In the summer, we often spend weekends at the cottage with friends. In the country, the normal rules do not apply, and so there are innumerable cocktails, a plethora of red meats, and what can only be described as a revolting amount of potato chips. Though not officially in competition, I consider myself the reigning champion of deep-friend starch consumption, devouring at least a family-sized bag or two of Miss Vickie’s on each weekend jaunt. Now this is nothing to be proud of, but as the experts say, the first step is acknowledging I have a problem. The second step is to stop eating so many frackin’ chips.
During the week, common sense attempts to prevail as we try to right the balance by reverting to a diet consisting primarily of grains and plants. We call these omnivorous delights bowls of health, and we eat them with great relish, for though they taste as good as they look and they make us feel fantastic, like we are really taking care of ourselves.
In the mornings, we eat granola with fruits and nuts and yogurt, and at night, a comparable bowl of brown rice and nuts and greens. But there is so much chopping required, and in the summer, when it is hot, or in the fall, when there is too much marking to do, or in the winter, when all you really want to do is make yourself a toddy and crawl into the tub, chopping can make you almost want to stick a Kraft Dinner Cup into the microwave and call it a day.
So imagine my delight when a few weeks ago, I stumbled upon a recipe for a Japanese Rice Pot with five vegetables and a mix of 15 grains that demands almost no prep, uses one single pot, and requires almost no clean-up.

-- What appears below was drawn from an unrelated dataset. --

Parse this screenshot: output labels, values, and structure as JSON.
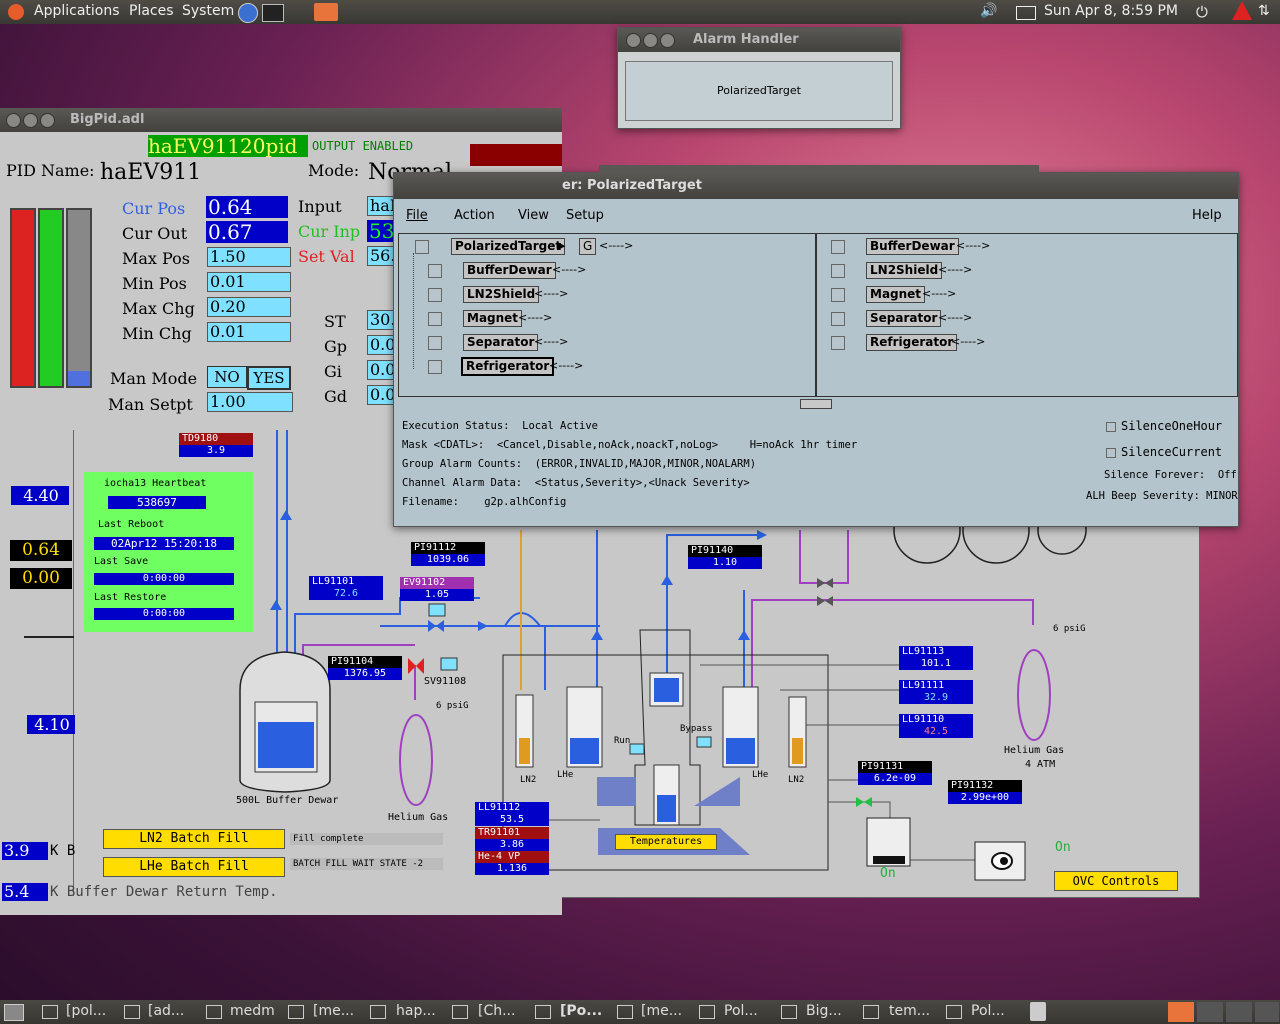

Now, despite my passion for the miraculous potato, I have long considered myself a bit of an aficionado when it comes to grains. But I had no idea that there even were 15 possible grains to choose from. The challenge is how to actually get one’s hands on them. Apparently, if the New York Times article is to be believed, the 15-grain mix is called jugokokumai, and can be bought on-line, or presumably found at Japanese grocery stores (though I have yet to go looking for it). The reason is this, you can make a wonderfully nutritious and delicious rice pot with regular old short-grained brown rice, or any version of rice and grains that you want to throw together.
As the name of the recipe makes clear, there are only five main ingredients in addition to the rice: carrots, burdock, seaweed, shiitake and edamame. The water is scented with just a hint of soy, a dash of mirin, and a glance in the direction of the sake bottle. I made it once, though sadly without the burdock, and it was delicious. To be honest, I will probably never make the effort to seek out this missing ingredient, as it grew wild and hideous in my front yard for five years, killing off my more delicate and graceful plants and causing me no end of annoyance as its burrs clung to my clothes and gloves when I tried to do battle with it. Basically, I have a grudge against burdock, and it will take more than a suggestion of its calming powers to add it to this, my newly-beloved dish.
The second time I made it, I got a little bit creative, adding some thinly-sliced cabbage and red pepper, but tonight, I really threw caution to the wind and went for it. Now, what is celebrated in this dish is its meditative properties – as opposed to its strong and vibrant flavours – so my decision to add a little garlic and ginger is probably a little counter-productive in that regard. That said, it brought things to a new level taste-wise, and health-wise, well… enough said.
What you do is this:
Put three cups of water in a pot, and then take 1/4 cup out. Fill that 1/4 cup with a mix of soy sauce, mirin, and some kind of booze, and dump it back into the pot.
Add some dried, sliced shiitake and bring the lot to a boil. While the water is heating up, julienne or slice some carrots and some ginger, and do what you like with a clove of garlic: grate it, slice it, mash it up.
Make sure you have some dried seaweed handy and some frozen edamame, and then stand by.
When the water boils, add 1 and a 1/2 cups of rice and/or grains and return to a boil. Then in an orderly fashion, lay the edamame, seawood and vegetables on the surface of the rice in a circle, put the lid on and turn the heat down to simmer.
Check in from time to time, and when the grains are to your liking and the water is absorbed, give it a stir and fill your bowls.
Again, though this is probably a blasphemous suggestion, I added a little sriracha to the dish tonight because I like a little spice. But regardless of your inclination, the fact remains: it’s the quintessential bowl of health.